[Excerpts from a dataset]
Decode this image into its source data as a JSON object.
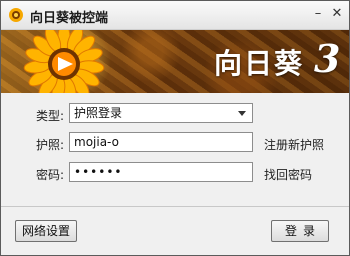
{
  "window": {
    "title": "向日葵被控端"
  },
  "banner": {
    "brand": "向日葵",
    "brand_number": "3"
  },
  "form": {
    "type_label": "类型:",
    "type_value": "护照登录",
    "passport_label": "护照:",
    "passport_value": "mojia-o",
    "password_label": "密码:",
    "password_value": "••••••",
    "register_link": "注册新护照",
    "recover_link": "找回密码"
  },
  "footer": {
    "network_button": "网络设置",
    "login_button": "登录"
  },
  "icons": [
    "sunflower-app-icon",
    "minimize-icon",
    "close-icon",
    "dropdown-arrow-icon",
    "sunflower-logo-icon"
  ]
}
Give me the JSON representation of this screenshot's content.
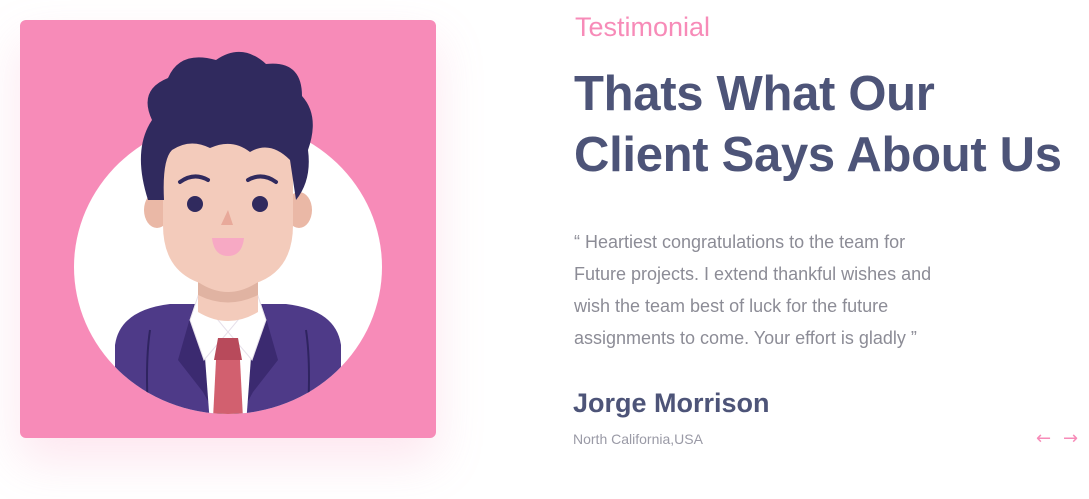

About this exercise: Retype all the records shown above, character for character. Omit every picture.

Answer section:
Decode this image into its source data as a JSON object.
{
  "window": {
    "title": "向日葵被控端"
  },
  "banner": {
    "brand": "向日葵",
    "brand_number": "3"
  },
  "form": {
    "type_label": "类型:",
    "type_value": "护照登录",
    "passport_label": "护照:",
    "passport_value": "mojia-o",
    "password_label": "密码:",
    "password_value": "••••••",
    "register_link": "注册新护照",
    "recover_link": "找回密码"
  },
  "footer": {
    "network_button": "网络设置",
    "login_button": "登录"
  },
  "icons": [
    "sunflower-app-icon",
    "minimize-icon",
    "close-icon",
    "dropdown-arrow-icon",
    "sunflower-logo-icon"
  ]
}
Give me the JSON representation of this screenshot's content.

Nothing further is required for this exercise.